---- Given records

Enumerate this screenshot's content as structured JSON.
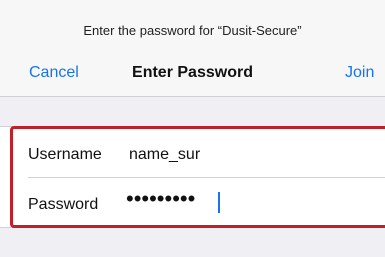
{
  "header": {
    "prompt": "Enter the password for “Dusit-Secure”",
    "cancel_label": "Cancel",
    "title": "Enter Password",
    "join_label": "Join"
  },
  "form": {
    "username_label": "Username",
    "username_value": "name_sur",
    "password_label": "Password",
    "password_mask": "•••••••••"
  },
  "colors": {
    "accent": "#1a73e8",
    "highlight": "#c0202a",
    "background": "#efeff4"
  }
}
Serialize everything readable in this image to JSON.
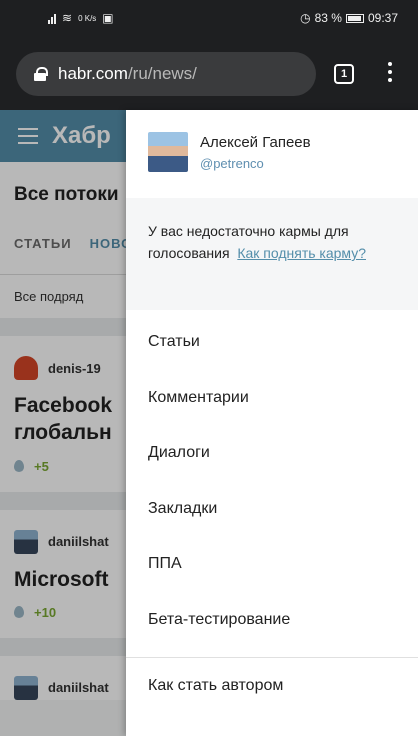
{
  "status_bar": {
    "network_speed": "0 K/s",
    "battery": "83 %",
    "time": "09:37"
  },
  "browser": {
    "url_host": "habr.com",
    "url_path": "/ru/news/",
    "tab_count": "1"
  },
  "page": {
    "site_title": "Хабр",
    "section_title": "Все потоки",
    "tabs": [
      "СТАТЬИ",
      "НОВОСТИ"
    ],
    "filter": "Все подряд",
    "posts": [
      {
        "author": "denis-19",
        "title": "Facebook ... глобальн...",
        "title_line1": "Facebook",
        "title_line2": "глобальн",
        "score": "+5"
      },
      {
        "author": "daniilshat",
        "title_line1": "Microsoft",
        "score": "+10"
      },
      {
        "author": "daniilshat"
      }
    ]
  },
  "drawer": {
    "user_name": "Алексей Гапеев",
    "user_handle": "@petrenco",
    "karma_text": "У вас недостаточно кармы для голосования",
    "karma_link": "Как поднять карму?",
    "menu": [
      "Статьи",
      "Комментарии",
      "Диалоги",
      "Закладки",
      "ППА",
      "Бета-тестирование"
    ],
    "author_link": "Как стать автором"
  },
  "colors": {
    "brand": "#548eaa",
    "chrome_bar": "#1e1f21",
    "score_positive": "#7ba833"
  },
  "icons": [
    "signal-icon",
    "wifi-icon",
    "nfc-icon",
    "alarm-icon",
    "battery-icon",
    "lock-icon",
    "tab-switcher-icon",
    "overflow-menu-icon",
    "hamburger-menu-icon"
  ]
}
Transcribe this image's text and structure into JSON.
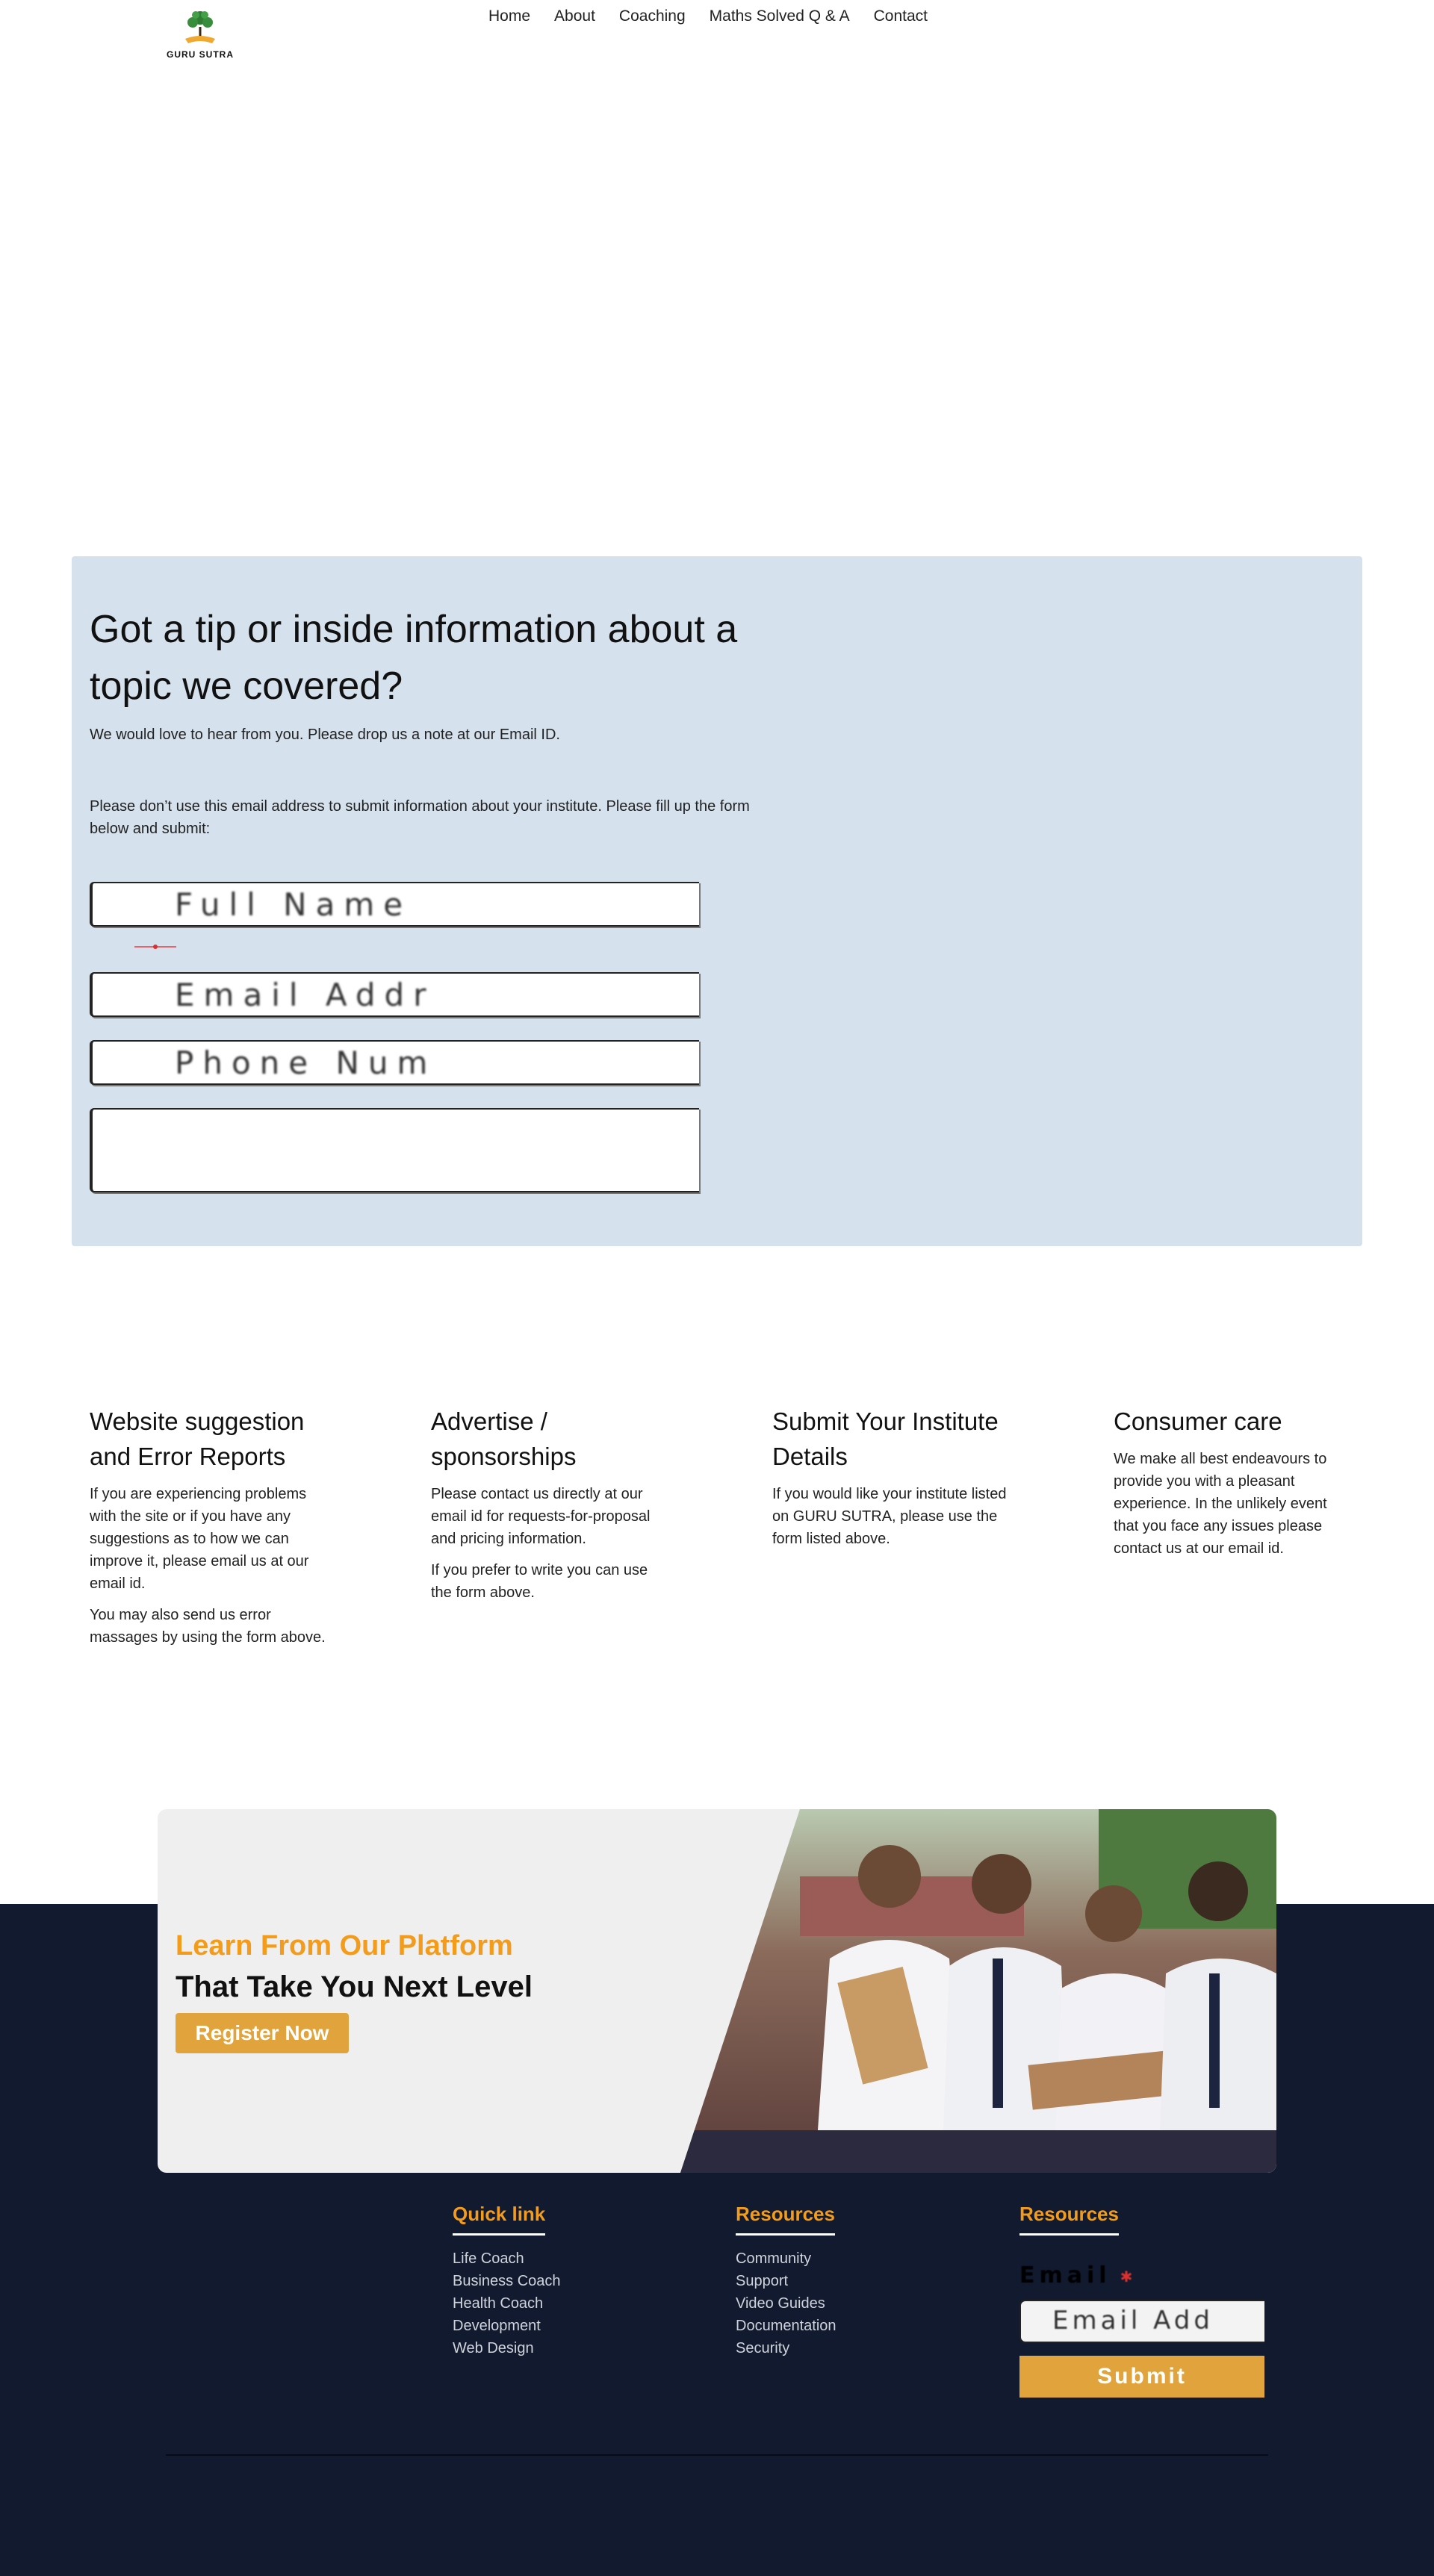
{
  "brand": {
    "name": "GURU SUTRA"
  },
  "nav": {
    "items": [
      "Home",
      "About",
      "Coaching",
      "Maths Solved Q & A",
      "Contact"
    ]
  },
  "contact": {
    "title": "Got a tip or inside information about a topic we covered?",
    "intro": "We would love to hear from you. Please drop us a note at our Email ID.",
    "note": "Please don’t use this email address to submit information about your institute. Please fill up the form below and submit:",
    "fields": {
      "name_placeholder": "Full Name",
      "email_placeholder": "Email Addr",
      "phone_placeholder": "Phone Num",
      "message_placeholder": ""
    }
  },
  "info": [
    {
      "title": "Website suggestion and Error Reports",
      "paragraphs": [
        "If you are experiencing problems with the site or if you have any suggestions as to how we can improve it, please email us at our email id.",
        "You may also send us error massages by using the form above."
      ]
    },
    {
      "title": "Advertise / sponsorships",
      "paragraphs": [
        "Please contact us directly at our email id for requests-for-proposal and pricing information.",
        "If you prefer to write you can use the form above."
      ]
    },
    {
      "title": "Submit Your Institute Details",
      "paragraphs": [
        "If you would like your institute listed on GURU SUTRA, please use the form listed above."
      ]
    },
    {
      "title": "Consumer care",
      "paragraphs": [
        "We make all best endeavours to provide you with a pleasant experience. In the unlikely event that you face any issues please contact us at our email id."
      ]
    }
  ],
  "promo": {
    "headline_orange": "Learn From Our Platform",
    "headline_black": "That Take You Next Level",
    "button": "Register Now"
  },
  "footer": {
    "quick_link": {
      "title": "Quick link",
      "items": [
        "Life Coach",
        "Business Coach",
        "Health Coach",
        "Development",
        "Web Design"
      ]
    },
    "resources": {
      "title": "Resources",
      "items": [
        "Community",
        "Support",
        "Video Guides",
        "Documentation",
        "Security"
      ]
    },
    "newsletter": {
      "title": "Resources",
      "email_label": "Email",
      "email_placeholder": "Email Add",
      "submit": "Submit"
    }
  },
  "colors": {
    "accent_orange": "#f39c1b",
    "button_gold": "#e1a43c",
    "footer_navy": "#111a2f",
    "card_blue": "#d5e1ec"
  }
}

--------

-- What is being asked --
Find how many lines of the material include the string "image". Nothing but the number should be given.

-- Expected answer --
2